Nearly a third of arms exports authorised by Britain over the past decade were to nations identified by the government as among the worst for human rights, new figures reveal.
Military arms deals worth an estimated £39bn were approved between 2008 and 2017, £12bn of which went to states included on the Foreign and Commonwealth Office human rights “priority countries” list, according to analysis by Action on Armed Violence.
Over that period, the only country on the 30-strong watchlist to which Britain did not approve arms export deals was North Korea.
The analysis of the figures, collated by the Campaign Against the Arms Trade using export control data from the Department for International Trade, shows a clear upward trend in arms sales approved to watchlist countries, although individual years vary. The values are likely to be a “conservative estimate”, CAAT said, due to an opaque system of “open” licences that allow an unlimited number of consignments over a fixed period.
The DIT confirmed open licences are included among export licence figures, but has denied they are subject to less scrutiny.
The data shows a record number of arms export licences to nations on the watchlist in 2017, almost double the previous year. While 2018 was not included in the study, the British deal to supply 48 Eurofighter Typhoons to Saudi Arabia, reported earlier this year, is worth £5bn alone, a value that dwarfs previous agreements.
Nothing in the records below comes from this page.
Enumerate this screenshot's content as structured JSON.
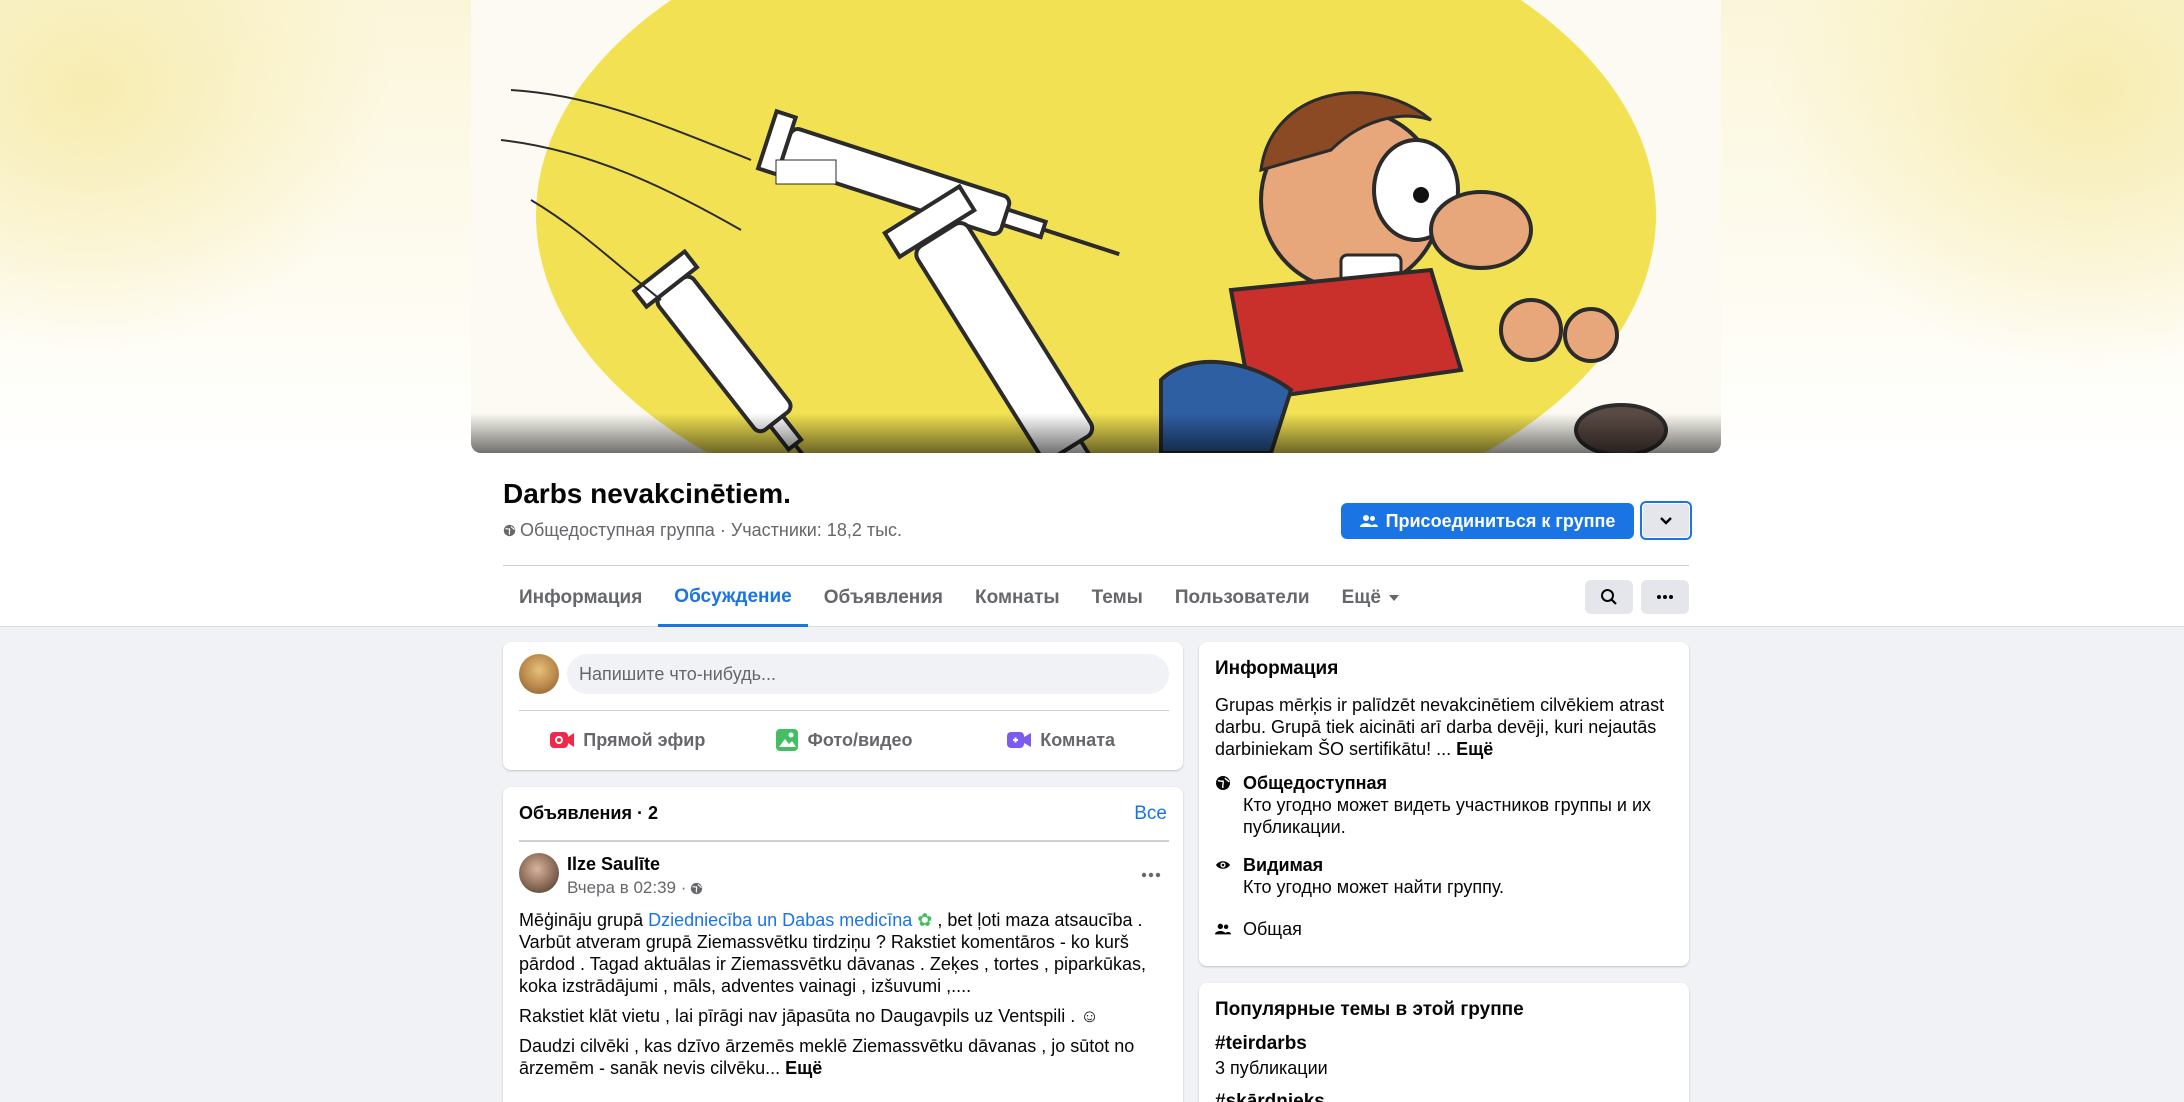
{
  "group": {
    "name": "Darbs nevakcinētiem.",
    "meta": "Общедоступная группа · Участники: 18,2 тыс.",
    "join_label": "Присоединиться к группе"
  },
  "tabs": [
    {
      "label": "Информация"
    },
    {
      "label": "Обсуждение"
    },
    {
      "label": "Объявления"
    },
    {
      "label": "Комнаты"
    },
    {
      "label": "Темы"
    },
    {
      "label": "Пользователи"
    },
    {
      "label": "Ещё"
    }
  ],
  "composer": {
    "placeholder": "Напишите что-нибудь...",
    "live_label": "Прямой эфир",
    "photo_label": "Фото/видео",
    "room_label": "Комната"
  },
  "announcements": {
    "header": "Объявления · 2",
    "all_label": "Все",
    "post": {
      "author": "Ilze Saulīte",
      "time": "Вчера в 02:39 ·",
      "p1_before": "Mēģināju grupā ",
      "p1_link": "Dziedniecība un Dabas medicīna",
      "p1_after": " , bet ļoti maza atsaucība . Varbūt atveram  grupā Ziemassvētku tirdziņu ? Rakstiet komentāros - ko kurš pārdod . Tagad aktuālas ir Ziemassvētku dāvanas . Zeķes , tortes , piparkūkas, koka izstrādājumi , māls,  adventes vainagi , izšuvumi ,....",
      "p2": "Rakstiet klāt vietu , lai  pīrāgi nav jāpasūta no Daugavpils uz Ventspili .",
      "p3": "Daudzi cilvēki , kas dzīvo ārzemēs meklē Ziemassvētku dāvanas , jo sūtot no ārzemēm - sanāk nevis cilvēku...",
      "more_label": "Ещё"
    }
  },
  "info": {
    "title": "Информация",
    "description": "Grupas mērķis ir palīdzēt nevakcinētiem cilvēkiem atrast darbu. Grupā tiek aicināti arī darba devēji, kuri nejautās darbiniekam ŠO sertifikātu! ...",
    "more_label": "Ещё",
    "public_title": "Общедоступная",
    "public_desc": "Кто угодно может видеть участников группы и их публикации.",
    "visible_title": "Видимая",
    "visible_desc": "Кто угодно может найти группу.",
    "general_title": "Общая"
  },
  "topics": {
    "title": "Популярные темы в этой группе",
    "items": [
      {
        "tag": "#teirdarbs",
        "count": "3 публикации"
      },
      {
        "tag": "#skārdnieks",
        "count": ""
      }
    ]
  },
  "colors": {
    "accent": "#1b74e4",
    "background": "#f0f2f5",
    "live_icon": "#f02849",
    "photo_icon": "#45bd62",
    "room_icon": "#7c5cf0"
  },
  "icons": [
    "globe-icon",
    "people-icon",
    "chevron-down-icon",
    "search-icon",
    "more-icon",
    "live-video-icon",
    "photo-icon",
    "room-icon",
    "eye-icon",
    "seedling-emoji",
    "smile-emoji"
  ]
}
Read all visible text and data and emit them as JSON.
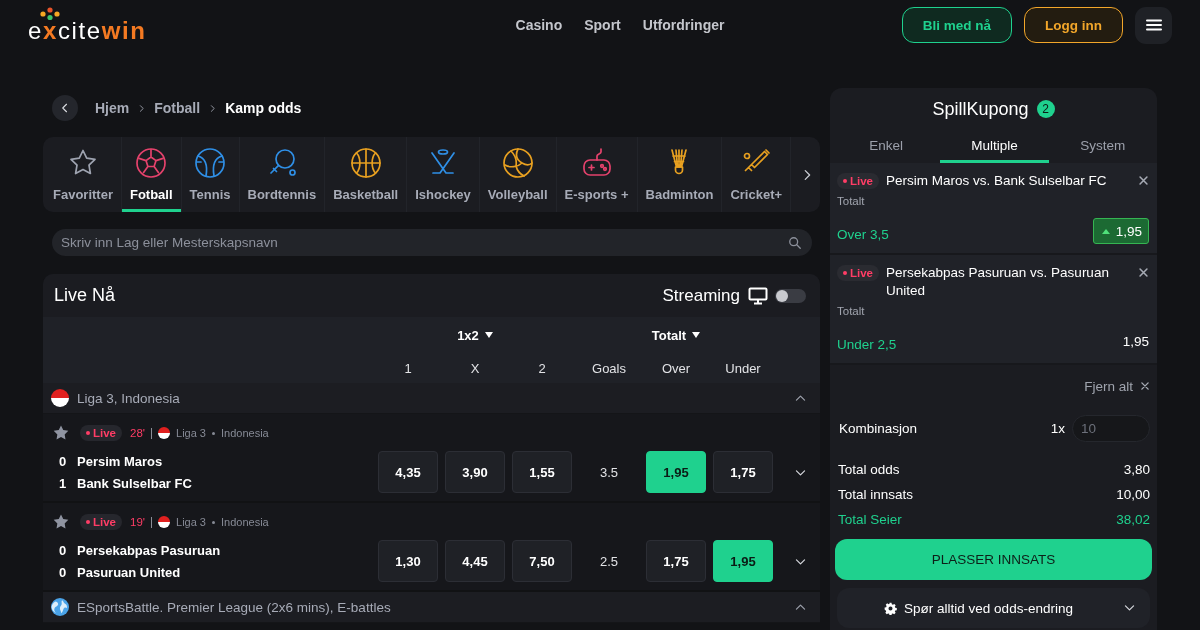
{
  "header": {
    "logo": {
      "segments": [
        {
          "text": "e",
          "kind": "plain"
        },
        {
          "text": "x",
          "kind": "accent"
        },
        {
          "text": "cite",
          "kind": "plain"
        },
        {
          "text": "win",
          "kind": "accent"
        }
      ]
    },
    "nav": [
      "Casino",
      "Sport",
      "Utfordringer"
    ],
    "join_button": "Bli med nå",
    "login_button": "Logg inn"
  },
  "breadcrumb": [
    "Hjem",
    "Fotball",
    "Kamp odds"
  ],
  "sports": [
    {
      "label": "Favoritter",
      "selected": false
    },
    {
      "label": "Fotball",
      "selected": true
    },
    {
      "label": "Tennis",
      "selected": false
    },
    {
      "label": "Bordtennis",
      "selected": false
    },
    {
      "label": "Basketball",
      "selected": false
    },
    {
      "label": "Ishockey",
      "selected": false
    },
    {
      "label": "Volleyball",
      "selected": false
    },
    {
      "label": "E-sports +",
      "selected": false
    },
    {
      "label": "Badminton",
      "selected": false
    },
    {
      "label": "Cricket+",
      "selected": false
    }
  ],
  "search": {
    "placeholder": "Skriv inn Lag eller Mesterskapsnavn"
  },
  "live": {
    "title": "Live Nå",
    "streaming": {
      "label": "Streaming",
      "on": false
    },
    "market_groups": [
      "1x2",
      "Totalt"
    ],
    "columns": [
      "1",
      "X",
      "2",
      "Goals",
      "Over",
      "Under"
    ],
    "leagues": [
      {
        "name": "Liga 3, Indonesia",
        "kind": "country",
        "expanded": true,
        "matches": [
          {
            "favorite": false,
            "status": "Live",
            "minute": "28'",
            "league": "Liga 3",
            "country": "Indonesia",
            "teams": [
              {
                "score": "0",
                "name": "Persim Maros"
              },
              {
                "score": "1",
                "name": "Bank Sulselbar FC"
              }
            ],
            "odds_1x2": [
              {
                "value": "4,35",
                "selected": false
              },
              {
                "value": "3,90",
                "selected": false
              },
              {
                "value": "1,55",
                "selected": false
              }
            ],
            "goal_line": "3.5",
            "odds_total": [
              {
                "value": "1,95",
                "selected": true
              },
              {
                "value": "1,75",
                "selected": false
              }
            ],
            "expanded": false
          },
          {
            "favorite": false,
            "status": "Live",
            "minute": "19'",
            "league": "Liga 3",
            "country": "Indonesia",
            "teams": [
              {
                "score": "0",
                "name": "Persekabpas Pasuruan"
              },
              {
                "score": "0",
                "name": "Pasuruan United"
              }
            ],
            "odds_1x2": [
              {
                "value": "1,30",
                "selected": false
              },
              {
                "value": "4,45",
                "selected": false
              },
              {
                "value": "7,50",
                "selected": false
              }
            ],
            "goal_line": "2.5",
            "odds_total": [
              {
                "value": "1,75",
                "selected": false
              },
              {
                "value": "1,95",
                "selected": true
              }
            ],
            "expanded": false
          }
        ]
      },
      {
        "name": "ESportsBattle. Premier League (2x6 mins), E-battles",
        "kind": "international",
        "expanded": true
      }
    ]
  },
  "betslip": {
    "title": "SpillKupong",
    "count": "2",
    "tabs": [
      {
        "label": "Enkel",
        "selected": false
      },
      {
        "label": "Multiple",
        "selected": true
      },
      {
        "label": "System",
        "selected": false
      }
    ],
    "bets": [
      {
        "status": "Live",
        "event": "Persim Maros vs. Bank Sulselbar FC",
        "market": "Totalt",
        "selection": "Over 3,5",
        "odds": "1,95",
        "odds_up": true
      },
      {
        "status": "Live",
        "event": "Persekabpas Pasuruan vs. Pasuruan United",
        "market": "Totalt",
        "selection": "Under 2,5",
        "odds": "1,95",
        "odds_up": false
      }
    ],
    "clear_all": "Fjern alt",
    "combination": {
      "label": "Kombinasjon",
      "multiplier": "1x",
      "stake": {
        "placeholder": "10"
      }
    },
    "summary": [
      {
        "label": "Total odds",
        "value": "3,80",
        "highlight": false
      },
      {
        "label": "Total innsats",
        "value": "10,00",
        "highlight": false
      },
      {
        "label": "Total Seier",
        "value": "38,02",
        "highlight": true
      }
    ],
    "place_button": "PLASSER INNSATS",
    "odds_change_setting": {
      "label": "Spør alltid ved odds-endring",
      "expanded": false
    }
  }
}
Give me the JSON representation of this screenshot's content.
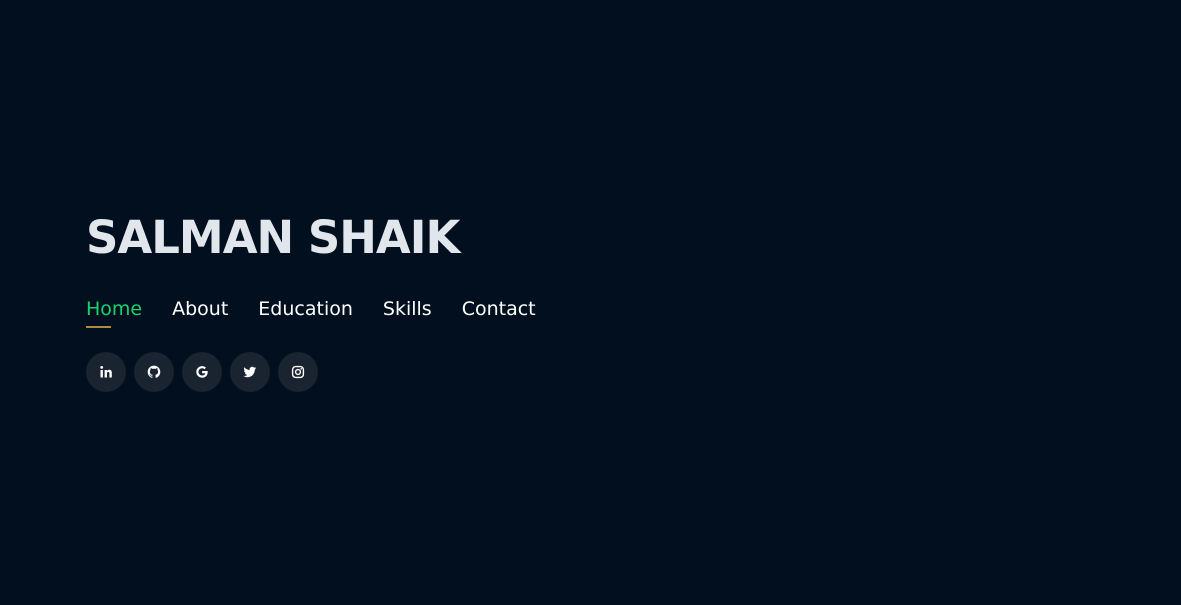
{
  "header": {
    "title": "SALMAN SHAIK"
  },
  "nav": {
    "items": [
      {
        "label": "Home",
        "active": true
      },
      {
        "label": "About",
        "active": false
      },
      {
        "label": "Education",
        "active": false
      },
      {
        "label": "Skills",
        "active": false
      },
      {
        "label": "Contact",
        "active": false
      }
    ]
  },
  "social": [
    {
      "icon": "linkedin-icon"
    },
    {
      "icon": "github-icon"
    },
    {
      "icon": "google-icon"
    },
    {
      "icon": "twitter-icon"
    },
    {
      "icon": "instagram-icon"
    }
  ],
  "colors": {
    "background": "#010f1e",
    "title": "#e1e5ec",
    "nav_text": "#ffffff",
    "nav_active": "#18d26e",
    "nav_underline": "#b38a43",
    "social_bg": "#1a2430"
  }
}
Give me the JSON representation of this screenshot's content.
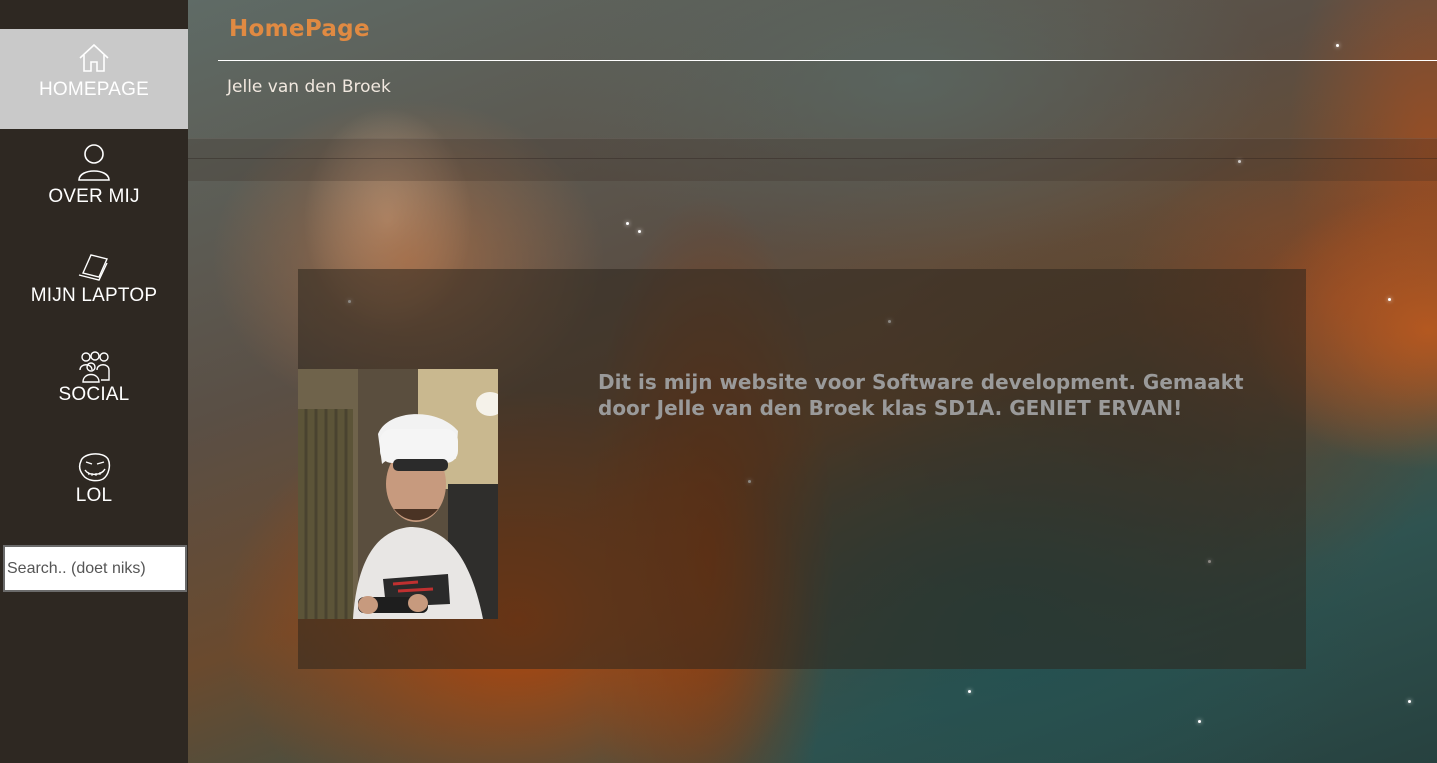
{
  "sidebar": {
    "items": [
      {
        "label": "HOMEPAGE",
        "icon": "home-icon",
        "active": true
      },
      {
        "label": "OVER MIJ",
        "icon": "user-icon",
        "active": false
      },
      {
        "label": "MIJN LAPTOP",
        "icon": "laptop-icon",
        "active": false
      },
      {
        "label": "SOCIAL",
        "icon": "people-group-icon",
        "active": false
      },
      {
        "label": "LOL",
        "icon": "trollface-icon",
        "active": false
      }
    ],
    "search": {
      "placeholder": "Search.. (doet niks)",
      "value": ""
    }
  },
  "header": {
    "title": "HomePage",
    "author": "Jelle van den Broek"
  },
  "main": {
    "intro_text": "Dit is mijn website voor Software development. Gemaakt door Jelle van den Broek klas SD1A. GENIET ERVAN!",
    "photo": "photo of person wearing VR headset holding a controller"
  },
  "colors": {
    "sidebar_bg": "#2e2822",
    "active_item_bg": "#c9c9c9",
    "title_color": "#e08a42",
    "intro_text_color": "#9a9a9a"
  }
}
In total, 5,782 export licences for military items in countries of concern were approved last year, worth £1.5bn, up from 2,477, worth £820m, in 2016.